There is a word of caution for pay TV DTH operators and cable TV networks. Witnessing exponential growth, free TV viewership in India is set to reach 46 million households by 2020, according to a forecast report by EY. The number of free TV viewers was at 30 million in 2016. The increase in the number of FTA channels has also led to a significant rise in viewership for genres such as Hindi GEC, Hindi movies and, primarily, the Hindi news genre, in which FTA channels command 81 per cent of the total viewership.
Ashish Pherwani, Partner, Advisory, Media and Entertainment, EY said, “Free television is increasingly becoming a viable option for channels looking to capture the base-of-pyramid audiences in urban and non-urban areas. With a large subscriber base, it also opens up new avenues of advertising for marketers looking to get reach some of the fastest growing markets in the country. The change in customer behaviour will also have a significant impact on FTA and pay TV channel uptake, and corresponding spends on subscription income.”
Currently, rural TV viewers contribute to 52 per cent of the overall viewership. However, it is estimated to contribute 74 per cent of the total viewership on DD Free Dish. The timing of this move is unfavourable as subscribers in phases 3 and 4 markets opting for FreeDish, will be reluctant to shift to pay-TV as they have to incur switching costs. “DTH (direct-to-home) platforms have also been reactive and are offering leaner and smaller packs and FTA packages to combat Free Dish. While broadcasters have confirmed that it is a tactical move, we see such short-term approach as a matter of concern,” the report said.
Leading broadcasters launched their FTA movie channels in 2016 and a number of news and music channels have been converted from pay to FTA. “Broadcasters’ belief that they will be able to pull back on FTA content at will is imprudent. We fear a scenario of subscribers unwilling to graduate to pay-TV platforms as quality content to satisfy the limited entertainment needs in rural India is available for free,” it said. “We peg the long-term loss for broadcasters higher from pay-TV in the long run as compared to FTA ad pie. We showcase an annual revenue opportunity loss of Rs18 billion for broadcasters from pay-TV, assuming 30 million subscribers could have generated monthly content average revenue per user of Rs50,” it added.
Free Dish, the free DTH platform offered by the government, has witnessed a huge surge in subscribers in the past two years. The subscriber base of DD Free Dish is projected to reach around 40 million users in the next two to three years from over 20 million subscribers at present, according to a recent EY report. Currently, rural TV viewers contribute to 52% of the overall viewership. However, it is estimated to contribute 74% of the total viewership on DD Free Dish, EY noted.
Four key factors
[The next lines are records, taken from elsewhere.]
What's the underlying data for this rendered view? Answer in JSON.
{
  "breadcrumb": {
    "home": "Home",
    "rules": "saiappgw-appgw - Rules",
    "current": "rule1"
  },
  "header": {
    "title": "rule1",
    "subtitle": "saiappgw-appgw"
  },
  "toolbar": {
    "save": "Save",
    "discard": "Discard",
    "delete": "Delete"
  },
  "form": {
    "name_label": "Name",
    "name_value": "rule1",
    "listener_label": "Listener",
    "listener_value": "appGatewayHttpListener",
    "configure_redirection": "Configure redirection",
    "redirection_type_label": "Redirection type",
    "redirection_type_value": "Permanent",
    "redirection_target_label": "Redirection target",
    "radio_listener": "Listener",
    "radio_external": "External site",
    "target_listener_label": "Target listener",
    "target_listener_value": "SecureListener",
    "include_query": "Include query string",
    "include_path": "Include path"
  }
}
- Digitisation of cable TV distribution – DAS IV – The mandatory move towards digitisation will require consumers, particularly those in DAS III and IV markets, to opt for more expensive cable TV options, DTH or free TV options such as terrestrial TV or Free Dish. EY expects the price-conscious customers may opt for free television services in the immediate term.
- The proposed new tariff order – The new tariff order will make customers choose between the options to either pay more to receive pay channels of their choice or decide that free television would be a better option, given the quantum of quality content on it. This will help further drive subscriptions from price conscious consumers for Free TV.
- The fast growth of DD Free Dish – DD Free Dish bouquet is set to increase to over 250 channels, featuring quality content, also including sports being available on its spectrum. This makes the Free Dish bouquet a formidable competition to pay bouquets.
- DTT on mobile infrastructure – Another important development relating to mobile television is the emergence of digital terrestrial distribution. Since this is a broadcast technology, the key implication will be that consumers whose mobile handsets have the required antenna would not be required to pay any bandwidth charges. Consequently, once the mobile handset ecosystem matures, DTT could also provide a strong addition to free television services.
Implications of growth
The report also notes the implications of growth in free television for broadcasters and distribution companies in the near future, which include:
Broadcasters – Pricing of channels, particularly those that are not leaders in their genres, and determination of whether channels should move to FTA
Number of channels to include in base and base+ packs of distributors
Carriage fee considerations
Creation of free television products and differentiation of free and paid television products
Competition from Free Dish offerings to broadcasters’ pay channels
Increasing audience reach from a DTT perspective
Distributors – Creating packages for various customer segments, while at the same time convincing customers to pay more for fewer channels
Ensuring channels from all broadcasters are present in each popular package
Placement of channels in and within appropriate packages
Prevention of subscriber migration to free television